The folk movement had become clearly identified with protest and who were we? Relics. Yet, we made music and made lots of people happy.
Which brings us to today’s protest climate in a once again (still?) divided nation. Nothing new there. Think back to the civil war. Great music on both sides.
Today, the music of the sixties anti-war, peace, love, and all the etcetera, echoes faintly in the folk music community as it struggles for identity. Songs of unity reach ears that need definition. True, there is a core belief that favors one version of America’s heart, but the divide is a silent third rail that waits for some errant musician to touch it. Once he or she does…they are branded. Group think is now dominated by (this one’s obvious) the social media outlets…you know, Face-thing, Insta-thing, Twit-thing. Step over the line and Katy Bar The Door. Branded. Believe it or not, social media has taken the place of the street corner bard.
So, the big question. How does a virile music community express itself with divergent views of public discourse in a divided nation? Walk into a song circle of guitar pickers here in the west and sing a well-crafted song that points in the “wrong” direction? Poof! Branded! Many a sincere folk singer has felt the sting. It is a path yet to be explored and adventures into the forest of divergent ideas face dangerous predators.
In a recent email exchange about the subject, a friend commented the following:

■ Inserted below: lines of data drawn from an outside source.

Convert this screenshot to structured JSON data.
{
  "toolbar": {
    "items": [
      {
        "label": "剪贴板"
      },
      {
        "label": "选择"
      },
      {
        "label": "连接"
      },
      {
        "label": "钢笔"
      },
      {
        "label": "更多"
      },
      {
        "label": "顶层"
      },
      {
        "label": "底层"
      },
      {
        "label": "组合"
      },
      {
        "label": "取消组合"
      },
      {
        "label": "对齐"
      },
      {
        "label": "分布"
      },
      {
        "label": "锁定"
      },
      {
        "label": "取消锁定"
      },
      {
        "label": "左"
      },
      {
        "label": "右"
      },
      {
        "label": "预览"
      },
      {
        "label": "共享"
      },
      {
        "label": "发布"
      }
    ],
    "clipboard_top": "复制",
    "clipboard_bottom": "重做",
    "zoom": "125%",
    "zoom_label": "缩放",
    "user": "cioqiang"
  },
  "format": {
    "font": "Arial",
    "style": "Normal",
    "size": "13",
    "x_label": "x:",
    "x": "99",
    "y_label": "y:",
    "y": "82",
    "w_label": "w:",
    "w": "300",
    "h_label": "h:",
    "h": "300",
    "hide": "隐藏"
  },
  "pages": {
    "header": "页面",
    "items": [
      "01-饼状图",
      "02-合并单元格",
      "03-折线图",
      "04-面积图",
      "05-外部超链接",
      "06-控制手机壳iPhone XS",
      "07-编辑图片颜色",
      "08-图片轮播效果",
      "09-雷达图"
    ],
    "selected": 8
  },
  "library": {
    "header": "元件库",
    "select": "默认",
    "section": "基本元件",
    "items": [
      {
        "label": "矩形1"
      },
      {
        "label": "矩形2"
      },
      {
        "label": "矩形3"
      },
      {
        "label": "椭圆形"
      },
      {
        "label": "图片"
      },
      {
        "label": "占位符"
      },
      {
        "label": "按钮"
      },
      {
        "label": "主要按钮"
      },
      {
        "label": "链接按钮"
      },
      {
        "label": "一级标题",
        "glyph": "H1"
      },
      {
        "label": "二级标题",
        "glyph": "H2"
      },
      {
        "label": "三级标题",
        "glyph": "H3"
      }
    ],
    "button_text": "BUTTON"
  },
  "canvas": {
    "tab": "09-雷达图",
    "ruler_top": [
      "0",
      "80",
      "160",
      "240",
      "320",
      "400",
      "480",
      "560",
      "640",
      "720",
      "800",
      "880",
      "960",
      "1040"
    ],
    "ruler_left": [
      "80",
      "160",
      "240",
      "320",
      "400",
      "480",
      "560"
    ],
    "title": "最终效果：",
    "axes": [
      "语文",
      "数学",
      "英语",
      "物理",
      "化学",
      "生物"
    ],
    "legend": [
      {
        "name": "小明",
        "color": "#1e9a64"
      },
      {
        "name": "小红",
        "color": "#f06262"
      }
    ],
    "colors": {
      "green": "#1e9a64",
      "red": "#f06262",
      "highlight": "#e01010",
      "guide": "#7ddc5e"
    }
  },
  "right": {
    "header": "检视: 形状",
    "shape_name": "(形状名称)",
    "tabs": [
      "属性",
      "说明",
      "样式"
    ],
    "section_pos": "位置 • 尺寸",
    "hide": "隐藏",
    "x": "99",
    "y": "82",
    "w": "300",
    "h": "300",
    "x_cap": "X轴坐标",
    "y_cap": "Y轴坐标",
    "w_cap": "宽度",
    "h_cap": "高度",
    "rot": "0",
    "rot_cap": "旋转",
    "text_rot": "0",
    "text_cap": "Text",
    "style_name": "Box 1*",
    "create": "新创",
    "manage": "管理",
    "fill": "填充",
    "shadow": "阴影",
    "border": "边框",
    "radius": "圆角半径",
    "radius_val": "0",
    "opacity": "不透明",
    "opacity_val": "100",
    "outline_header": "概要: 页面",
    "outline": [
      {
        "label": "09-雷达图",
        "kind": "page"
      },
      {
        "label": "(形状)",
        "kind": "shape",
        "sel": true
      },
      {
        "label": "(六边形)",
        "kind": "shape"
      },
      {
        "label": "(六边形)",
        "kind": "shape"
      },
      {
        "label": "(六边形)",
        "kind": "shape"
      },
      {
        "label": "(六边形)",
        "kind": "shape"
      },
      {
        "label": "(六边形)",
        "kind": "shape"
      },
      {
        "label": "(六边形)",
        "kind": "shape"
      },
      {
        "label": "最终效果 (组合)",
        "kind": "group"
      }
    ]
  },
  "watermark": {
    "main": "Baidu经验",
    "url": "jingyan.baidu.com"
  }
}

“Fascinating times … The underlying issues that have been in play for decades [are] coming to a head. It should he a rich time for folksingers, and some are singing of it…but they are singing the overexposed topics already covered by the media and Hollywood celebrities. Their past influence as a clarion voice of truth has been supplanted by talking heads on countless 24-hour news networks. The notion that today’s folksingers are getting “out-hooted” by the barrage of media bouffants might become a healthy rallying cry…rich with opportunity for snide humor.
He further comments that he’d love to hear a song called “Johnny Can’t Read” or one called “Mary Can’t Add” commemorating the dumbing down of our schools. So if there’s a folkie out there who is willing to take up the challenge and risk offending some unions and legislators, send the song to me and if it’s good I’ll play it on the air during my radio show on KPFK.
For historical perspective, I offer this short musical history lesson.
Or, for the healing power that music has, perhaps this Bob Gibson/Tom Paxton/Annie Hills folk classic:
and if you are not tired of me, here’s one of my latest:
There you have it. Folksingers, get out there and rattle the cage no matter what side you are on.
And always remember that you just never know for whom you sing. And no matter what you believe, put it to music. Maybe some sense can come of this disturbing age we live in. No?
“… and for my next song”…Zap! Ouch!